[ACTION ITEM]: Going through the data below, copy out each line where the word "true" shows up.

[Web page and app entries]
++++++++++

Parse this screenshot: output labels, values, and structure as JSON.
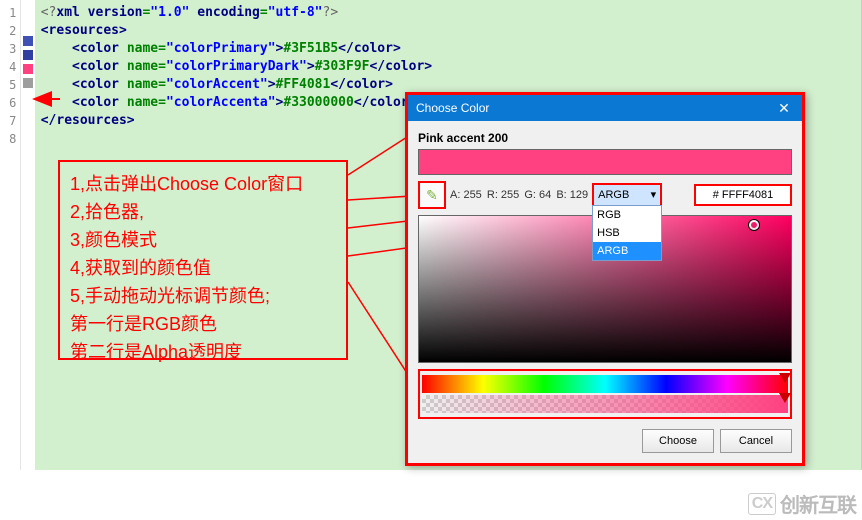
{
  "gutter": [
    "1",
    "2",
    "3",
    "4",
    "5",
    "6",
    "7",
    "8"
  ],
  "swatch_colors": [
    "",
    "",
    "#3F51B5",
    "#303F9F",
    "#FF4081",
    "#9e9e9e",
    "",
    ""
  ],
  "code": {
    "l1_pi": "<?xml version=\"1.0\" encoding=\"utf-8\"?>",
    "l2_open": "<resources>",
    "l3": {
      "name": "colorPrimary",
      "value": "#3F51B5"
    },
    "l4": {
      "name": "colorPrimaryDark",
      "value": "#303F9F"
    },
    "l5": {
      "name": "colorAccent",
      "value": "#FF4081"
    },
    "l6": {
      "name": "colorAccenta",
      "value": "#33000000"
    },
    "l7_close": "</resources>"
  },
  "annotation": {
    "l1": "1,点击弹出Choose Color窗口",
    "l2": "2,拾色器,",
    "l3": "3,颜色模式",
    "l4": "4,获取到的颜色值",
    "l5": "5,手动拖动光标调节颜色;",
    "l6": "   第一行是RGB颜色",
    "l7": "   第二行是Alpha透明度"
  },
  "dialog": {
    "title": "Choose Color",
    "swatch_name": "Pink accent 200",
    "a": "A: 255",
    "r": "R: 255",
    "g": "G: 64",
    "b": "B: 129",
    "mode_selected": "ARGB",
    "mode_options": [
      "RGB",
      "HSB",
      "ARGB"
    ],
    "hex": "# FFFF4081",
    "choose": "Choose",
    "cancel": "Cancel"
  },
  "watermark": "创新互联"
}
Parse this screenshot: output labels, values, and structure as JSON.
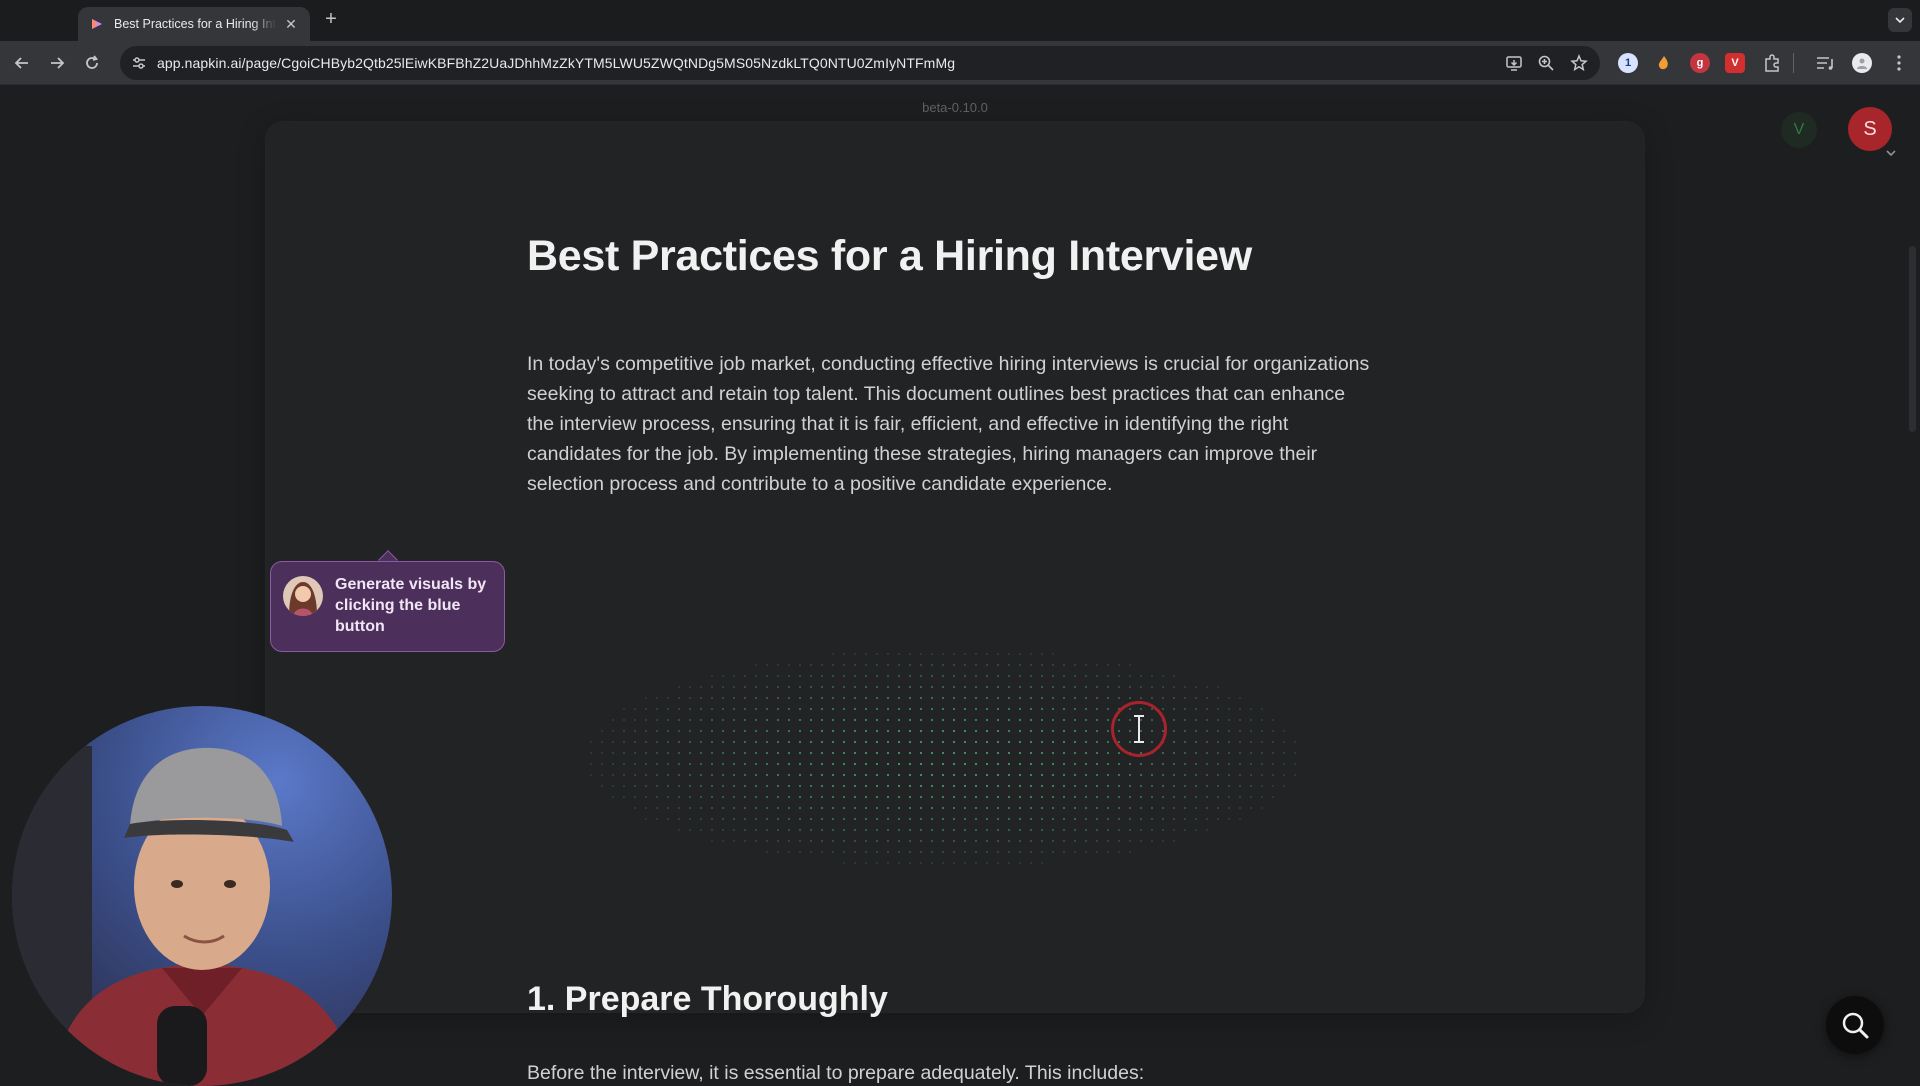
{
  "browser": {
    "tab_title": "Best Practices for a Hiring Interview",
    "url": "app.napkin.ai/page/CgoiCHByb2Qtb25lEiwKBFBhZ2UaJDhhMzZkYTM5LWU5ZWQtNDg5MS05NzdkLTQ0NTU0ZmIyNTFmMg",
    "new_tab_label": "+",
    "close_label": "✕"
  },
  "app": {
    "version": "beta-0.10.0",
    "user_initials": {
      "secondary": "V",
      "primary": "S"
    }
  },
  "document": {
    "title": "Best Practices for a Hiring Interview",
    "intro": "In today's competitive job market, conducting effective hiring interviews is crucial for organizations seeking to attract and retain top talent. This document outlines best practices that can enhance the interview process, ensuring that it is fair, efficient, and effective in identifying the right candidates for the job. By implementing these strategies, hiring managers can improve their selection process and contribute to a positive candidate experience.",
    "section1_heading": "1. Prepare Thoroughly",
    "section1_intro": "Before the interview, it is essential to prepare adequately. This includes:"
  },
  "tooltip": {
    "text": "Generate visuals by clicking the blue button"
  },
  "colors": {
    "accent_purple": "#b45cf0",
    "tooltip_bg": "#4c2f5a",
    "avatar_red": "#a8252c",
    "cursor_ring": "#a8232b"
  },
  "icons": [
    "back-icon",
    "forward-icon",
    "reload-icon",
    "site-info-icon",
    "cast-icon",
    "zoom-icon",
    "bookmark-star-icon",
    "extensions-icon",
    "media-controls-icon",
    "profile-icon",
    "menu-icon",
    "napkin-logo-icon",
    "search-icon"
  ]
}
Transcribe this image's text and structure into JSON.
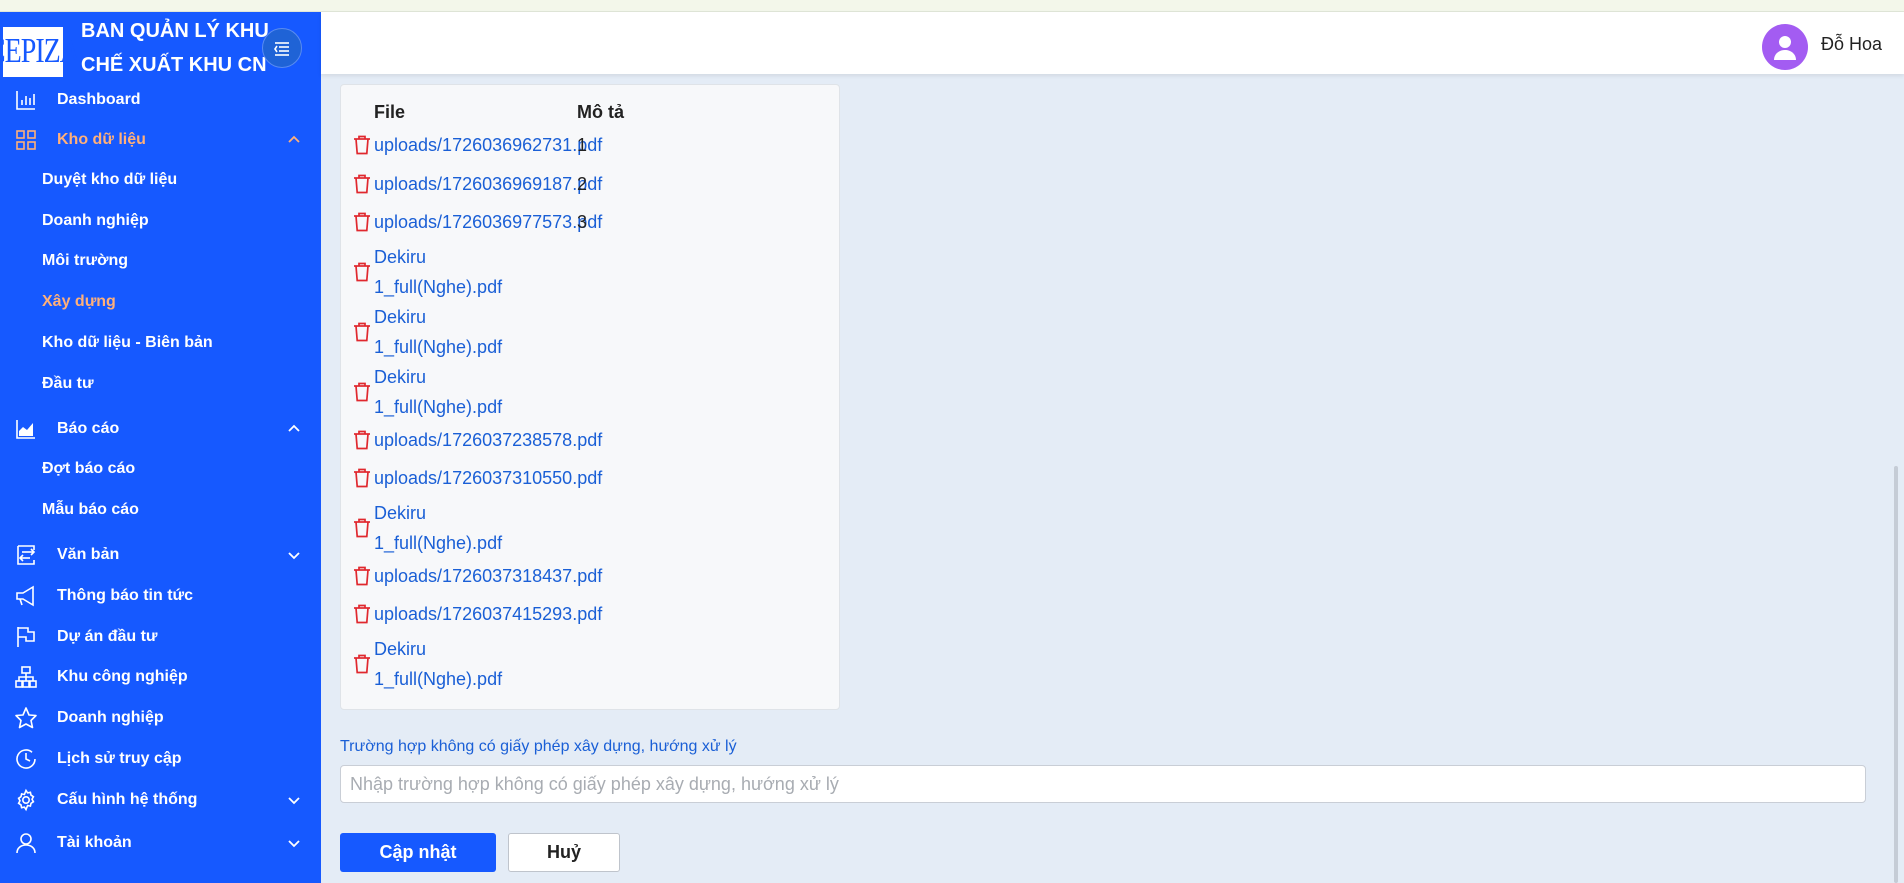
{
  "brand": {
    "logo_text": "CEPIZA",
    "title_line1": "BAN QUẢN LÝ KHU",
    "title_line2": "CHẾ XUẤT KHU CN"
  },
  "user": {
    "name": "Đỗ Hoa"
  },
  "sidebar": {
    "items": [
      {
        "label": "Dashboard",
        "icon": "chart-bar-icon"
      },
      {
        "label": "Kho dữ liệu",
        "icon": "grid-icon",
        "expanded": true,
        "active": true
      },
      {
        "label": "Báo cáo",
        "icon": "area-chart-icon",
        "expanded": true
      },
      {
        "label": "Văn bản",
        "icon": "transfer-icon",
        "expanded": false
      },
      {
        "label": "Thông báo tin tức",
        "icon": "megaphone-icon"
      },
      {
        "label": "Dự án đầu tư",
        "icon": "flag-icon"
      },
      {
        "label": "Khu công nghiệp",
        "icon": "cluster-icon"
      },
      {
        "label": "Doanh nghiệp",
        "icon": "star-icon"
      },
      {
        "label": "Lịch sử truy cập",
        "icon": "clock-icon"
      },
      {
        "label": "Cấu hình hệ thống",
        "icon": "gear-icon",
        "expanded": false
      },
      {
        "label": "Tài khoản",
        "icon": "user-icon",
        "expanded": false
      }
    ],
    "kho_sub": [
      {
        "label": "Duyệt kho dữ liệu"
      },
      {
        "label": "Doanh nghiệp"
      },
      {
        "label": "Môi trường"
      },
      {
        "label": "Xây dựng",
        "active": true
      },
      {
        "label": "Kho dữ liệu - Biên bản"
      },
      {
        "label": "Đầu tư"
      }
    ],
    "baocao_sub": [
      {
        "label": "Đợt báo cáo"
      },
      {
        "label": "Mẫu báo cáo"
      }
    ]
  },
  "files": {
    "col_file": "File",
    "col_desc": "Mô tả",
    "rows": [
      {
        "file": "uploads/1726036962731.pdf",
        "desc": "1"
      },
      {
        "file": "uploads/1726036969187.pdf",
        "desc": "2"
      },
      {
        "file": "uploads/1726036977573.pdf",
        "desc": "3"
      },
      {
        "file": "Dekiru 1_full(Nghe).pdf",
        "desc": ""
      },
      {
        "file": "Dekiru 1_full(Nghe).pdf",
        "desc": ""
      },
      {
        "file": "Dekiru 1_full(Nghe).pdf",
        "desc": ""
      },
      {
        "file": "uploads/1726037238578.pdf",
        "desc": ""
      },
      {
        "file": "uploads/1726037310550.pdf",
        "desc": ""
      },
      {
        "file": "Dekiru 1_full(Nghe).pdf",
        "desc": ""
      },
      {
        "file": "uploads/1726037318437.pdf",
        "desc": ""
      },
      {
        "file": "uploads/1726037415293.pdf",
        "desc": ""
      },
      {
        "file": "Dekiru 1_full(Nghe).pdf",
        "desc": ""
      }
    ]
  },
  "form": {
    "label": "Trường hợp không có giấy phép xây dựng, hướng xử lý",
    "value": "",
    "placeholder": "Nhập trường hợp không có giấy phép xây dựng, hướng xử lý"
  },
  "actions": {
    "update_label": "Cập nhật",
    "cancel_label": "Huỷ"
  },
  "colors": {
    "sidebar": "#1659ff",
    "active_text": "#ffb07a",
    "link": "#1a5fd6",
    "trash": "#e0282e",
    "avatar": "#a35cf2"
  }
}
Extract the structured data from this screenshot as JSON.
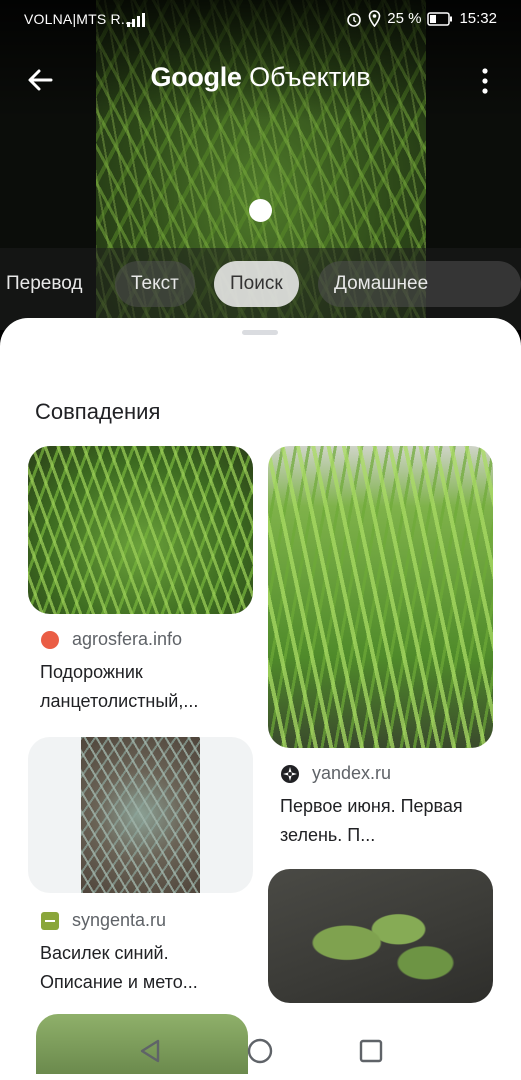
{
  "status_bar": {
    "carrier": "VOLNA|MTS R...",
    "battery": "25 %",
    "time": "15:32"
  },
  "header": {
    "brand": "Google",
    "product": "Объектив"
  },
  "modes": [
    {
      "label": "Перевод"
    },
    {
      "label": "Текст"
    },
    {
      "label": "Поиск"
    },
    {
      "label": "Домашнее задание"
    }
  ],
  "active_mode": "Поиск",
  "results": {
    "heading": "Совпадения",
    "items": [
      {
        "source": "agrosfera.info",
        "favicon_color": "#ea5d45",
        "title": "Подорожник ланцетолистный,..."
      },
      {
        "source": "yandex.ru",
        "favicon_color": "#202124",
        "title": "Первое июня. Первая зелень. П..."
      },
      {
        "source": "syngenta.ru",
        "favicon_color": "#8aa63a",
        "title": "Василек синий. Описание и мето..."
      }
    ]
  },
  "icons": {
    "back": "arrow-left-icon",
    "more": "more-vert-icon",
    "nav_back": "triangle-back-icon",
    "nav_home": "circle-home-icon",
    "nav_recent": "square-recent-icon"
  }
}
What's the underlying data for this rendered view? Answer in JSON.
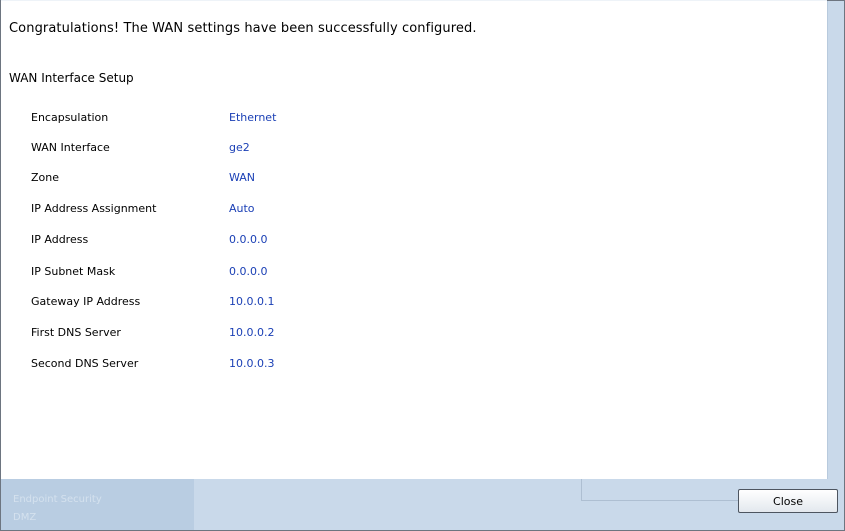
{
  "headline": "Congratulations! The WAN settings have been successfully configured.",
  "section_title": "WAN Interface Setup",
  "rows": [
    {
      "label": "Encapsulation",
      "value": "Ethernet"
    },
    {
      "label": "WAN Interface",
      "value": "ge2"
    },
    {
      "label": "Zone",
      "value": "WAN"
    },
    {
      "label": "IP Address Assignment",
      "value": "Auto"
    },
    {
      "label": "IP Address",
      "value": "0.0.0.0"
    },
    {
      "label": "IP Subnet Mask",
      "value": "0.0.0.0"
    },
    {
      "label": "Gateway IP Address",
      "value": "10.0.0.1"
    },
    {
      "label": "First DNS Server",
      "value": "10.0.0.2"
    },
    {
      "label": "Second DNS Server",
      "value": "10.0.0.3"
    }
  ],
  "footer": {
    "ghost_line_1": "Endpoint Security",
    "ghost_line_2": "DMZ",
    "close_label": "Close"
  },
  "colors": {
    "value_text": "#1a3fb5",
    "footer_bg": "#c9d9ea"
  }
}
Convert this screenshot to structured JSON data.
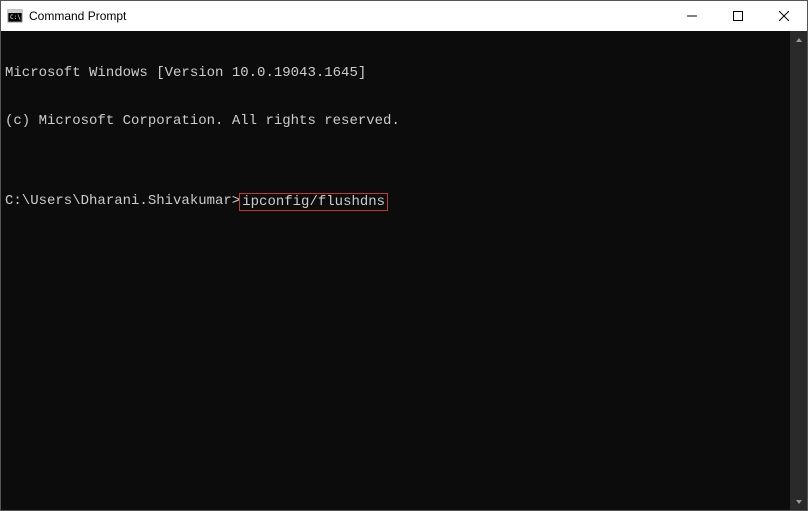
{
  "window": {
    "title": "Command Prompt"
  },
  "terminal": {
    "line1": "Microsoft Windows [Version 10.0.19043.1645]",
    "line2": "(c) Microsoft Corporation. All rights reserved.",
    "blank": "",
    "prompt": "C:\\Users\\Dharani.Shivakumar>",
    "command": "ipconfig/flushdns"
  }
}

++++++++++

[REPLY]:
        "expanded": true,
        "active": true
        "expanded": true
        "active": true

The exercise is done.